WANTED: One Richmond wine store, preferably quirky, independent, creative, lightly lit, seductive, wooden floor boards optional. Must have international experience, ability to have French speaking female staff desirable, varied stock rotation a plus, and at least one Grand Cru Burgundy somewhere in the shop Apply Here. I moved, I’m now connected to the ‘internets’ once more, and have returned. There is only one problem Bearded Wine Man (BWM) is gone, and so has his shop, it’s not so much that I don’t want to go back, it’s that I can’t. I’m further south, the beards are neater, the trimming tauter, the bikes for the most part have gears, and are shinny, women have makeup on, and your ripped skinny jeans make you look like you just couldn’t afford a new pair at Dimmey’s. I launched an expedition to BWM’s sister shop up north, with each pedal stroke I felt I was returning to the motherland, to the warm bosom of men wearing hats, and ladies with pixie cuts, tofu burgers, and vegan special’s nights.
The familiar is comforting in times of change, but sometimes a change of tack is required, this unfortunately cannot be seen as synonymous with 96% of the Australian wine drinking public. Ever wondered why out of the 5 fridges at your wine store, 1 of them is full of Sauvignon Blanc? Well its mostly due to Pinot Gris losing the good fight to the New Zealand menace, and well let’s not mess about, there are reasons, Sauvignon Blanc was the cheap date. I see it as the push up bra of the wine world, it looks fantastic till you get it home and unwrap it. Pinot Gris is a touch inaccessible to most, you’re going to have to think about things a bit to approach her, not just get a large club.
Quealy ‘Musk Creek’ 2011 Pinot Gris
Quealy, born of T’Gallant Vineyards, or should I say ‘the sale’ of T’Gallant Vineyards, and well let’s face it, if a large, albeit overexcited beverage company comes to you with a blank cheque, you fill the thing out and go forth on your own. And the Quealy’s did just that, they knew all the growers, and knew all the best bits, and went and conquered. Concentrating on Alsatian, Burgundian, and Italian varietals, they have for my mind stayed true to Mornington’s strengths, and I’ll be upfront, I’m a sucker for a single vineyard ‘anything’. This wine just looks classy in the glass, vibrant and clear, she is inviting, the nose presents in the Alsatian Gris style, lifted and clean, initially I had sherbet & confectionary lifts that morphed through to more traditional Australian Gris notes of stone fruits and pear. For me she really is a great introduction to European styles on the nose. Want acid? This has it in spades, not as austere as her Riesling cousins, but not far off. The palate is full and vibrant, she ‘pops’ on the tongue, great mid range depth and punch, the fruit is forward but not weighty. The citrus and lime keeps coming, its clean, its full, it’s exciting, pickup the meanest green Thai curry you can find and she will bat it away. This is one of the more serious, concentrated Australian Gris that I have had in a long time.

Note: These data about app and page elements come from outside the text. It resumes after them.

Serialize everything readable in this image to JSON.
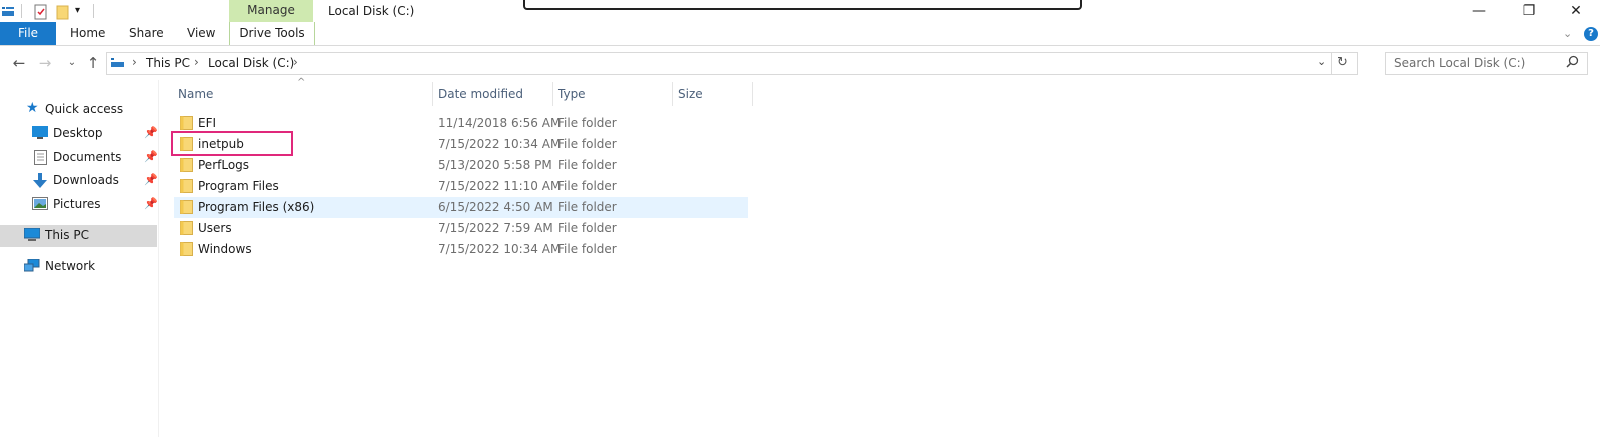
{
  "window": {
    "title": "Local Disk (C:)",
    "controls": {
      "minimize": "—",
      "restore": "❐",
      "close": "✕"
    }
  },
  "ribbon": {
    "context_group": "Manage",
    "tabs": [
      "File",
      "Home",
      "Share",
      "View",
      "Drive Tools"
    ],
    "help": "?"
  },
  "address_bar": {
    "breadcrumb": [
      "This PC",
      "Local Disk (C:)"
    ]
  },
  "search": {
    "placeholder": "Search Local Disk (C:)"
  },
  "nav_pane": {
    "quick_access": "Quick access",
    "quick_items": [
      {
        "label": "Desktop",
        "icon": "desktop-icon",
        "pinned": true
      },
      {
        "label": "Documents",
        "icon": "documents-icon",
        "pinned": true
      },
      {
        "label": "Downloads",
        "icon": "downloads-icon",
        "pinned": true
      },
      {
        "label": "Pictures",
        "icon": "pictures-icon",
        "pinned": true
      }
    ],
    "this_pc": "This PC",
    "network": "Network"
  },
  "file_list": {
    "columns": [
      "Name",
      "Date modified",
      "Type",
      "Size"
    ],
    "rows": [
      {
        "name": "EFI",
        "date": "11/14/2018 6:56 AM",
        "type": "File folder",
        "size": ""
      },
      {
        "name": "inetpub",
        "date": "7/15/2022 10:34 AM",
        "type": "File folder",
        "size": ""
      },
      {
        "name": "PerfLogs",
        "date": "5/13/2020 5:58 PM",
        "type": "File folder",
        "size": ""
      },
      {
        "name": "Program Files",
        "date": "7/15/2022 11:10 AM",
        "type": "File folder",
        "size": ""
      },
      {
        "name": "Program Files (x86)",
        "date": "6/15/2022 4:50 AM",
        "type": "File folder",
        "size": ""
      },
      {
        "name": "Users",
        "date": "7/15/2022 7:59 AM",
        "type": "File folder",
        "size": ""
      },
      {
        "name": "Windows",
        "date": "7/15/2022 10:34 AM",
        "type": "File folder",
        "size": ""
      }
    ]
  },
  "colors": {
    "file_tab": "#1979ca",
    "manage_tab": "#cfe9b0",
    "highlight": "#e0287b",
    "selected_row": "#e5f3ff",
    "nav_selected": "#d9d9d9"
  }
}
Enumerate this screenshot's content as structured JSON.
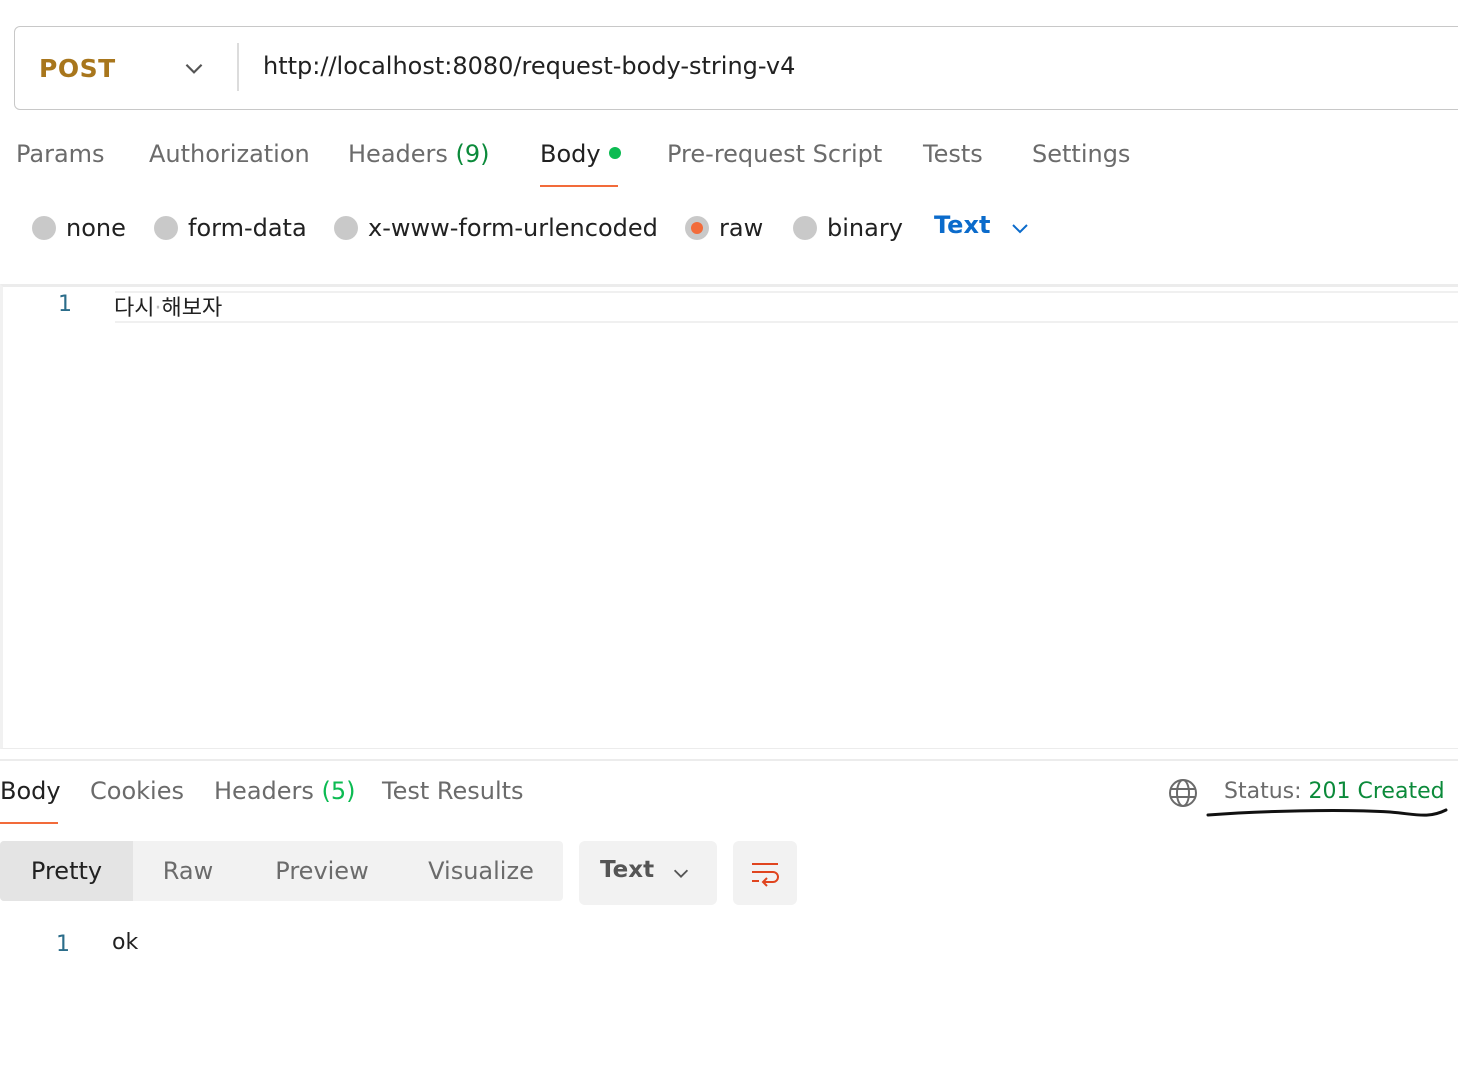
{
  "request": {
    "method": "POST",
    "url": "http://localhost:8080/request-body-string-v4"
  },
  "request_tabs": [
    {
      "label": "Params"
    },
    {
      "label": "Authorization"
    },
    {
      "label": "Headers",
      "count": "(9)"
    },
    {
      "label": "Body",
      "active": true
    },
    {
      "label": "Pre-request Script"
    },
    {
      "label": "Tests"
    },
    {
      "label": "Settings"
    }
  ],
  "body_types": [
    {
      "label": "none"
    },
    {
      "label": "form-data"
    },
    {
      "label": "x-www-form-urlencoded"
    },
    {
      "label": "raw",
      "selected": true
    },
    {
      "label": "binary"
    }
  ],
  "body_format": "Text",
  "editor": {
    "line_number": "1",
    "word1": "다시",
    "word2": "해보자"
  },
  "response_tabs": [
    {
      "label": "Body",
      "active": true
    },
    {
      "label": "Cookies"
    },
    {
      "label": "Headers",
      "count": "(5)"
    },
    {
      "label": "Test Results"
    }
  ],
  "status": {
    "label": "Status:",
    "value": "201 Created"
  },
  "view_modes": [
    {
      "label": "Pretty",
      "active": true
    },
    {
      "label": "Raw"
    },
    {
      "label": "Preview"
    },
    {
      "label": "Visualize"
    }
  ],
  "response_format": "Text",
  "response_body": {
    "line_number": "1",
    "content": "ok"
  },
  "colors": {
    "method": "#a8761c",
    "accent": "#f26b3a",
    "success": "#0b8a3a",
    "link": "#0b6bcb"
  },
  "icons": [
    "chevron-down-icon",
    "globe-icon",
    "wrap-lines-icon"
  ]
}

With Australian Gris like this hitting the fridge for around the same price as Shaw and Smith Sauvignon Blanc, it may just be time to get out of our heads, and move our hearts over to something new. This is not like going and buying a beverage, your participating in an experience, visiting a terroir, seeing someone else’s vision, not just drinking 0.750 litre’s out of a 65,000 litre thermo tank with fermentation temperature stabilising bromide strips. This is all going to happen one bottle at a time, one fridge at a time, and in the words of a most likely as successful change making campaign, “Yes We Can!”
So, do you come to this fridge often? I’ve been here for a while, are you interested?
7.0 / 10 Sipps